WHAT THE EXERCISE ASKS:
Repeat every record below, word for word.
- - - - -
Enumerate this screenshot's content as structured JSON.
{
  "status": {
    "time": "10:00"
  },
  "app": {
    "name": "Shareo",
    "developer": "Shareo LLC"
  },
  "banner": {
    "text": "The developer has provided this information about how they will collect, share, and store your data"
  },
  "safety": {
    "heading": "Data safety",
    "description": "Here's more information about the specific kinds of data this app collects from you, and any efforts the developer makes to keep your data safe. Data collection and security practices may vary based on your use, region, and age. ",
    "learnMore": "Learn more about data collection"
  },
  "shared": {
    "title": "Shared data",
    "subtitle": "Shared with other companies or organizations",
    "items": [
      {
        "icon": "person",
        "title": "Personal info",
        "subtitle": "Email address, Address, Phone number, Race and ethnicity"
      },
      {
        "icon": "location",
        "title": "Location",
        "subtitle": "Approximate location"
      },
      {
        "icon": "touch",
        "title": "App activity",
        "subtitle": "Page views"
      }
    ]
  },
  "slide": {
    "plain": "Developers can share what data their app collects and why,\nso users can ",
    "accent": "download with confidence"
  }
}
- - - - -
SOLUTION TO THIS PROBLEM:
Enumerate this screenshot's content as structured JSON.
{
  "status": {
    "time": "10:00"
  },
  "app": {
    "name": "Shareo",
    "developer": "Shareo LLC"
  },
  "banner": {
    "text": "The developer has provided this information about how they will collect, share, and store your data"
  },
  "safety": {
    "heading": "Data safety",
    "description": "Here's more information about the specific kinds of data this app collects from you, and any efforts the developer makes to keep your data safe. Data collection and security practices may vary based on your use, region, and age. ",
    "learnMore": "Learn more about data collection"
  },
  "shared": {
    "title": "Shared data",
    "subtitle": "Shared with other companies or organizations",
    "items": [
      {
        "icon": "person",
        "title": "Personal info",
        "subtitle": "Email address, Address, Phone number, Race and ethnicity"
      },
      {
        "icon": "location",
        "title": "Location",
        "subtitle": "Approximate location"
      },
      {
        "icon": "touch",
        "title": "App activity",
        "subtitle": "Page views"
      }
    ]
  },
  "slide": {
    "plain": "Developers can share what data their app collects and why,\nso users can ",
    "accent": "download with confidence"
  }
}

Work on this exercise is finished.